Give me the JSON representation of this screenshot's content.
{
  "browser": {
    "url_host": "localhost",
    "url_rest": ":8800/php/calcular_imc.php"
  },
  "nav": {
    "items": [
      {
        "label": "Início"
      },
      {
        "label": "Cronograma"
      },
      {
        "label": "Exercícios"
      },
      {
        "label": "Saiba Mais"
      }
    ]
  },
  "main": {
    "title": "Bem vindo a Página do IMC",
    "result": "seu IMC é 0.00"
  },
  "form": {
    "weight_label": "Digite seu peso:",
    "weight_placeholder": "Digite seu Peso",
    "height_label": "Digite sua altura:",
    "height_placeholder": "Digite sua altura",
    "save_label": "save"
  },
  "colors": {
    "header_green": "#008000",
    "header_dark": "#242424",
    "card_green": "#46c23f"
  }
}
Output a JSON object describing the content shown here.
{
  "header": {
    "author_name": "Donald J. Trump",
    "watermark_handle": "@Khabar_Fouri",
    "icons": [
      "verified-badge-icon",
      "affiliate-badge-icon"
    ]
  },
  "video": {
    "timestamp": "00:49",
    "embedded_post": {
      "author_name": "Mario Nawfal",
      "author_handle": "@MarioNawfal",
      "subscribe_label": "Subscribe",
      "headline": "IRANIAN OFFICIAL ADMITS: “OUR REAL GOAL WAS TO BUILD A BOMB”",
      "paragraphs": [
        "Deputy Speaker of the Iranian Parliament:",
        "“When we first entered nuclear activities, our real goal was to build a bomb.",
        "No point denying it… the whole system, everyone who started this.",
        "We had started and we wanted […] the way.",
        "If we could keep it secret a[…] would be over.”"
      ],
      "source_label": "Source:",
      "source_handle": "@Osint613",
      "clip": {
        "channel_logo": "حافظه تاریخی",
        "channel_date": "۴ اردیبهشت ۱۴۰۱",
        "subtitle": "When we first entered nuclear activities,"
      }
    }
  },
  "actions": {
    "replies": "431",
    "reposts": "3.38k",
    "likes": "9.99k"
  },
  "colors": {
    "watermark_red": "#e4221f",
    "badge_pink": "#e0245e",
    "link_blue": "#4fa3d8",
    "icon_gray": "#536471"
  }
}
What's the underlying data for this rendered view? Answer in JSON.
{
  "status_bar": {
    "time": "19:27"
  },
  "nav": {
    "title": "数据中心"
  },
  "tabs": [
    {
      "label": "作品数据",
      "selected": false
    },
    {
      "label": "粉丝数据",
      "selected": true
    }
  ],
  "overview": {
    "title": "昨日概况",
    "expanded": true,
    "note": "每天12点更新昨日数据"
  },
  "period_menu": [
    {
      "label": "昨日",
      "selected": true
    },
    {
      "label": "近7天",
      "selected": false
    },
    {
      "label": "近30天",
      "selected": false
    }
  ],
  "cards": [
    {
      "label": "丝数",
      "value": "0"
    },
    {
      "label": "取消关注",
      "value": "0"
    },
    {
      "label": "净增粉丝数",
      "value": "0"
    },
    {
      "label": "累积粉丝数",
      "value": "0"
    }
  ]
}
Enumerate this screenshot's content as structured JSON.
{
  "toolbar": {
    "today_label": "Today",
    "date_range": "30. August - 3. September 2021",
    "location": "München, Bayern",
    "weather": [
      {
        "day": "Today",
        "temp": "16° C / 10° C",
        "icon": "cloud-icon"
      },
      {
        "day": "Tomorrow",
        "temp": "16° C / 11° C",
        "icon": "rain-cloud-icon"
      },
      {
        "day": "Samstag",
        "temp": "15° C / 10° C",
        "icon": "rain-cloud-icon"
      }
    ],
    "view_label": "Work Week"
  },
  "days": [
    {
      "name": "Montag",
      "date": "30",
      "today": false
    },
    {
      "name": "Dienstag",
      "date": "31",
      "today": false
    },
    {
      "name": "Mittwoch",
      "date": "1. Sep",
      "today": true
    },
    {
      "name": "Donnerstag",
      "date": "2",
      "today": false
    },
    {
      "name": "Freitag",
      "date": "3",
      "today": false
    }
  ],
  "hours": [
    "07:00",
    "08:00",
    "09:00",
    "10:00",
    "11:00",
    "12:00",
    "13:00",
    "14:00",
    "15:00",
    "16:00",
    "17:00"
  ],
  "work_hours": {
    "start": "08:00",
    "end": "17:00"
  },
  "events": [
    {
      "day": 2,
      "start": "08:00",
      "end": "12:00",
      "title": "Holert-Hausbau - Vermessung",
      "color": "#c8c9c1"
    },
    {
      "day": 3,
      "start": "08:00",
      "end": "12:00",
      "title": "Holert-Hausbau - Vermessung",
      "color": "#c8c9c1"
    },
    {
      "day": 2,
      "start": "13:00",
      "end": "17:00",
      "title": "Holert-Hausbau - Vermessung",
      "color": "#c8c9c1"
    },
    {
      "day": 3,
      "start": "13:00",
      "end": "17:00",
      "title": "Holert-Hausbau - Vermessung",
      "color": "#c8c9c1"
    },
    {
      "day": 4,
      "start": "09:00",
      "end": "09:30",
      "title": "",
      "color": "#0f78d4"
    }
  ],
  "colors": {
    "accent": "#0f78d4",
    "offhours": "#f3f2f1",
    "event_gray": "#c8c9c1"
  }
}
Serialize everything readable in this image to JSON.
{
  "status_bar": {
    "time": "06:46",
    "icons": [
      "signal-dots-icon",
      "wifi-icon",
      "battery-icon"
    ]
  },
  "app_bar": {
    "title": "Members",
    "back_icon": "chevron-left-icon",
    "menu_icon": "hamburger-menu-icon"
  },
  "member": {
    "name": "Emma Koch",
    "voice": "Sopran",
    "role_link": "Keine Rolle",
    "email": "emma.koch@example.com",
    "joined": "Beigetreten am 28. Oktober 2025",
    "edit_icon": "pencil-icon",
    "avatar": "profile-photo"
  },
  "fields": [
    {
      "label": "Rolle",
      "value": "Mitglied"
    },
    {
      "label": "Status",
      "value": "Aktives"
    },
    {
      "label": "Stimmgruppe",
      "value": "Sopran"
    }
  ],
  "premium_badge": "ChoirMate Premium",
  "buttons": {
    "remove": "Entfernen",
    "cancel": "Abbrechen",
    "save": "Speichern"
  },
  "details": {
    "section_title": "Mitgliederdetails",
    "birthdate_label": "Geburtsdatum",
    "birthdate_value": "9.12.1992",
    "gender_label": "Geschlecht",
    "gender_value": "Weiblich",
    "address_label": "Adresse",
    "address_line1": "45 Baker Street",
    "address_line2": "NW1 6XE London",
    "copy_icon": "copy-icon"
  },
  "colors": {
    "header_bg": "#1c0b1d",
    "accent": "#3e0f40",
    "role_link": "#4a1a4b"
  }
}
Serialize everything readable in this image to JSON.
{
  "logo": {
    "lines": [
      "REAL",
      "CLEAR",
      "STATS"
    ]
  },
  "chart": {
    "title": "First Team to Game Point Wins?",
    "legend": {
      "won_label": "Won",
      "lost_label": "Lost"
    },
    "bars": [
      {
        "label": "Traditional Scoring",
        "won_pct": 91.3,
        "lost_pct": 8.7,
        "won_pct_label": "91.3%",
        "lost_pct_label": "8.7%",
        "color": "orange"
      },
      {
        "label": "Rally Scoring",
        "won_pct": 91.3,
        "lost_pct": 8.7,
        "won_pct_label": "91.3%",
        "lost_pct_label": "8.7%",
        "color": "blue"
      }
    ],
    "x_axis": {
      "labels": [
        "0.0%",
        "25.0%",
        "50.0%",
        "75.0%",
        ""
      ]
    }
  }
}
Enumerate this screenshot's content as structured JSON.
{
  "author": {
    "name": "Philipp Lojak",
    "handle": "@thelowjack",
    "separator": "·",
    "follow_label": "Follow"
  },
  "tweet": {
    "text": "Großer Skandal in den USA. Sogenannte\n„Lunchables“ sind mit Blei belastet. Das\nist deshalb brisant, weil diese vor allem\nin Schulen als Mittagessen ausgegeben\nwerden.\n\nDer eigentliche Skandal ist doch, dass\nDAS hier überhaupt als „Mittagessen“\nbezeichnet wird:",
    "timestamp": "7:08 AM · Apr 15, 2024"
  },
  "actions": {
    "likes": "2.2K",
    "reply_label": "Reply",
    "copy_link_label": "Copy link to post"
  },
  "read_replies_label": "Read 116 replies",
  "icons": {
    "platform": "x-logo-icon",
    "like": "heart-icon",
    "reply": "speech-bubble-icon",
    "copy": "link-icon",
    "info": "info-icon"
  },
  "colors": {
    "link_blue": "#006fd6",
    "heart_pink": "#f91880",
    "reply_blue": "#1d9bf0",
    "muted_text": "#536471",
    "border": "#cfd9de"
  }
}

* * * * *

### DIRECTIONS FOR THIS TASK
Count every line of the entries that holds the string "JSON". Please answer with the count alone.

### WRITTEN ANSWER
7